PhD (Doctor of Philosophy)
James B. Gloer
First Committee Member
Edward G. Gillan
Second Committee Member
Daniel M. Quinn
Third Committee Member
Donald T. Wicklow
Fourth Committee Member
David F. Wiemer
Fungi are rich sources of structurally diverse secondary metabolites, some of which possess biological activities of importance to medicine and agriculture. Research in our group focuses on application of ecological considerations to the selection of underexplored fungi for chemical analysis in search of new natural products with potentially important bioactivities. The work described in this thesis involved studies of members of two different fungal ecological groups, fungicolous and endophytic fungi. Fungicolous fungi colonize other fungi and are viewed as potential sources of antifungal agents due to the negative effects often exerted on the host organisms. Our prior studies of such fungi have proven them to be productive sources of new bioactive natural products. Fractionation of extracts produced from eleven fungicolous fungal isolates resulted in the isolation and identification of 24 different, structurally-diverse natural products, many of which were bioactive. Most of these were previously known, but six were new compounds, with one being a distinctive new peptaibol-type metabolite. Endophytic fungi colonize the inner tissues of host plants, often asymptomatically, and occur widely in most plant species. Some endophytes may benefit the host, possibly through production of protective secondary metabolites, but in most cases, their roles are not well understood. Stenocarpella maydis is a widely occurring fungal endophyte and pathogen of corn and is associated with diplodiosis (a neuromycotoxicosis) of cattle. Investigations of extracts of S. maydis and S. macrospora cultures led to the identification of seven compounds, including diplodiatoxin, diplosporin, chaetoglobosins K, L, M, and O, and (all-E) trideca-4,6,10,12-tetraene-2,8-diol, none of which were previously known from U.S. Stenocarpella isolates. Diplodiatoxin was detected as a major component of S. maydis-rotted maize grain, stalks, and stalk residues, and chaetoglobosin M was detected in extracts of naturally-diseased S. maydis-rotted maize seeds collected in the field. Chaetoglobosin K displayed potent antifungal and antiinsectan activity, while diplodiatoxin displayed phytotoxicity. Because of their well-known cytotoxic effects, we proposed that mixtures of chaetoglobosins are responsible, at least in part, for inducing diplodiosis in livestock.

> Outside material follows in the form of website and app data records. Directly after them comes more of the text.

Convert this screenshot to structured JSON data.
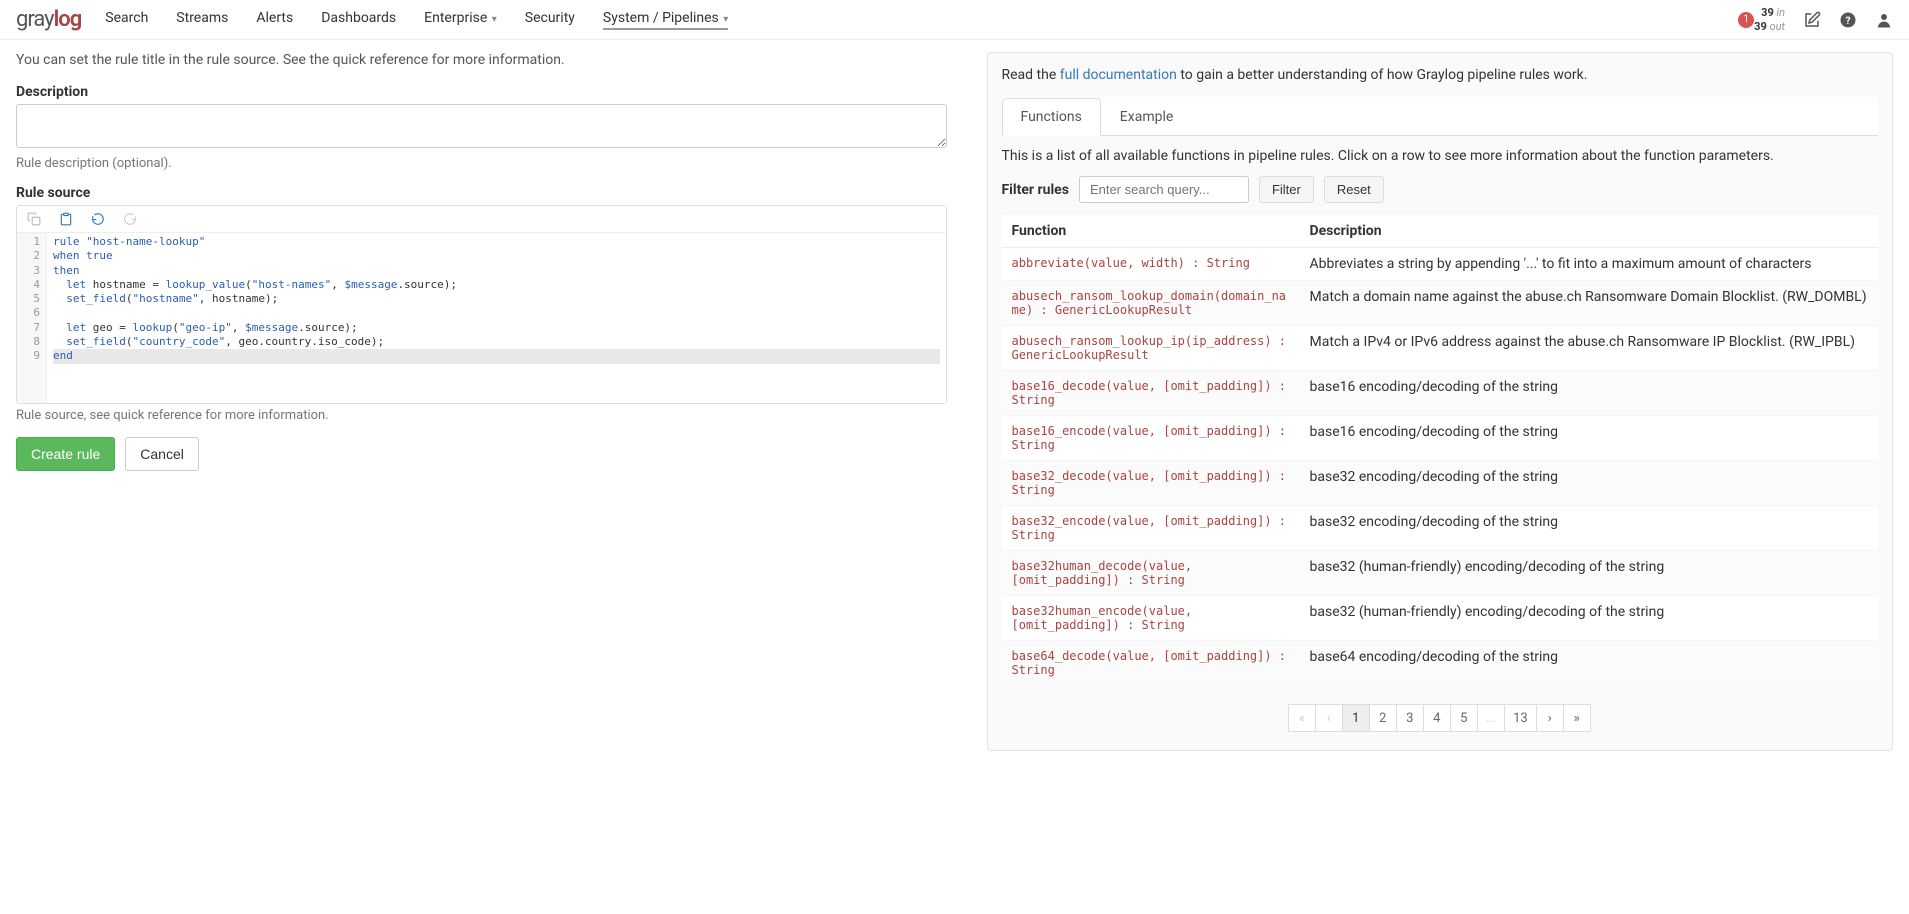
{
  "nav": {
    "logo_gray": "gray",
    "logo_log": "log",
    "items": [
      {
        "label": "Search"
      },
      {
        "label": "Streams"
      },
      {
        "label": "Alerts"
      },
      {
        "label": "Dashboards"
      },
      {
        "label": "Enterprise",
        "caret": true
      },
      {
        "label": "Security"
      },
      {
        "label": "System / Pipelines",
        "caret": true,
        "active": true
      }
    ],
    "badge": "1",
    "throughput_in_count": "39",
    "throughput_in_label": "in",
    "throughput_out_count": "39",
    "throughput_out_label": "out"
  },
  "left": {
    "title_hint": "You can set the rule title in the rule source. See the quick reference for more information.",
    "desc_label": "Description",
    "desc_helper": "Rule description (optional).",
    "source_label": "Rule source",
    "source_helper": "Rule source, see quick reference for more information.",
    "code": {
      "lines": [
        {
          "n": "1",
          "raw": "rule \"host-name-lookup\""
        },
        {
          "n": "2",
          "raw": "when true"
        },
        {
          "n": "3",
          "raw": "then"
        },
        {
          "n": "4",
          "raw": "  let hostname = lookup_value(\"host-names\", $message.source);"
        },
        {
          "n": "5",
          "raw": "  set_field(\"hostname\", hostname);"
        },
        {
          "n": "6",
          "raw": ""
        },
        {
          "n": "7",
          "raw": "  let geo = lookup(\"geo-ip\", $message.source);"
        },
        {
          "n": "8",
          "raw": "  set_field(\"country_code\", geo.country.iso_code);"
        },
        {
          "n": "9",
          "raw": "end",
          "hl": true
        }
      ]
    },
    "create_label": "Create rule",
    "cancel_label": "Cancel"
  },
  "right": {
    "doc_prefix": "Read the ",
    "doc_link": "full documentation",
    "doc_suffix": " to gain a better understanding of how Graylog pipeline rules work.",
    "tabs": {
      "functions": "Functions",
      "example": "Example"
    },
    "intro": "This is a list of all available functions in pipeline rules. Click on a row to see more information about the function parameters.",
    "filter": {
      "label": "Filter rules",
      "placeholder": "Enter search query...",
      "filter_btn": "Filter",
      "reset_btn": "Reset"
    },
    "table": {
      "head_function": "Function",
      "head_desc": "Description",
      "rows": [
        {
          "sig": "abbreviate(value, width) : String",
          "desc": "Abbreviates a string by appending '...' to fit into a maximum amount of characters"
        },
        {
          "sig": "abusech_ransom_lookup_domain(domain_name) : GenericLookupResult",
          "desc": "Match a domain name against the abuse.ch Ransomware Domain Blocklist. (RW_DOMBL)"
        },
        {
          "sig": "abusech_ransom_lookup_ip(ip_address) : GenericLookupResult",
          "desc": "Match a IPv4 or IPv6 address against the abuse.ch Ransomware IP Blocklist. (RW_IPBL)"
        },
        {
          "sig": "base16_decode(value, [omit_padding]) : String",
          "desc": "base16 encoding/decoding of the string"
        },
        {
          "sig": "base16_encode(value, [omit_padding]) : String",
          "desc": "base16 encoding/decoding of the string"
        },
        {
          "sig": "base32_decode(value, [omit_padding]) : String",
          "desc": "base32 encoding/decoding of the string"
        },
        {
          "sig": "base32_encode(value, [omit_padding]) : String",
          "desc": "base32 encoding/decoding of the string"
        },
        {
          "sig": "base32human_decode(value, [omit_padding]) : String",
          "desc": "base32 (human-friendly) encoding/decoding of the string"
        },
        {
          "sig": "base32human_encode(value, [omit_padding]) : String",
          "desc": "base32 (human-friendly) encoding/decoding of the string"
        },
        {
          "sig": "base64_decode(value, [omit_padding]) : String",
          "desc": "base64 encoding/decoding of the string"
        }
      ]
    },
    "pagination": [
      "1",
      "2",
      "3",
      "4",
      "5",
      "...",
      "13"
    ]
  }
}
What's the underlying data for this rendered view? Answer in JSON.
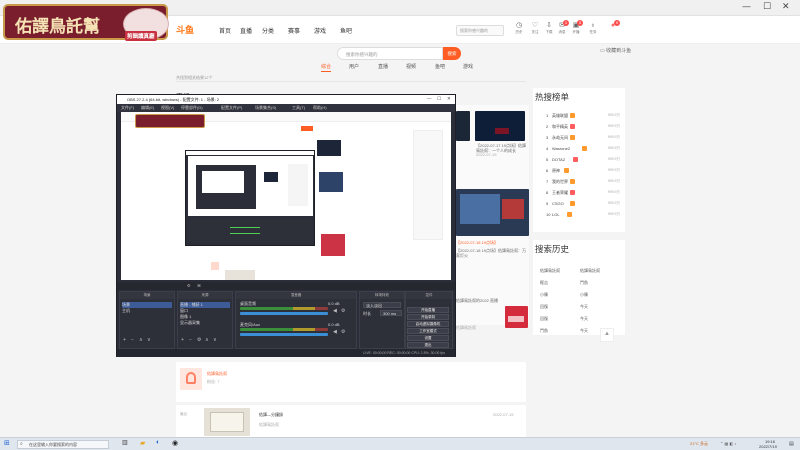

Our prior investigations of another common corn endophyte, Acremonium zeae, led to isolation of the pyrrocidines, which display potent antifungal and antibacterial activities against a range of corn pathogens. Further studies of these extracts led to the isolation and identification of three resorcylic acid lactone (RAL)-type compounds, one of which was new. These RAL's, did not exhibit antifungal activity, but demonstrated mild phytotoxicity to maize leaves in assays. They are also members of a compound class we have encountered among other endophytes that inhibit the heat shock protein Hsp90, and have been proposed to play a role in the colonization process. These chemical investigations provide further knowledge that may be useful in determining the roles that endophytes, in particular S. maydis and A. zeae, play in maize. The metabolites encountered during these investigations represented different biosynthetic pathways, and included polyketides, terpenoids, and compounds of mixed biogenetic origin. Structures were characterized by analysis of 1D and 2D NMR data, mass spectrometry, chemical degradation or derivatization reactions, and/or X-ray diffraction analysis. Absolute configuration assignments were determined using Mosher's method, Marfey's method, or chiral amino acid analysis methods.
chemistry, endophytic, fungi, fungicolous, gloer, natural products
xviii, 205 pages
Includes bibliographical references (pages 196-205).
Copyright 2011 Kristina D. Rogers
Rogers, Kristina Danielle. "Chemical investigations of fungicolous and endophytic fungi." PhD (Doctor of Philosophy) thesis, University of Iowa, 2011.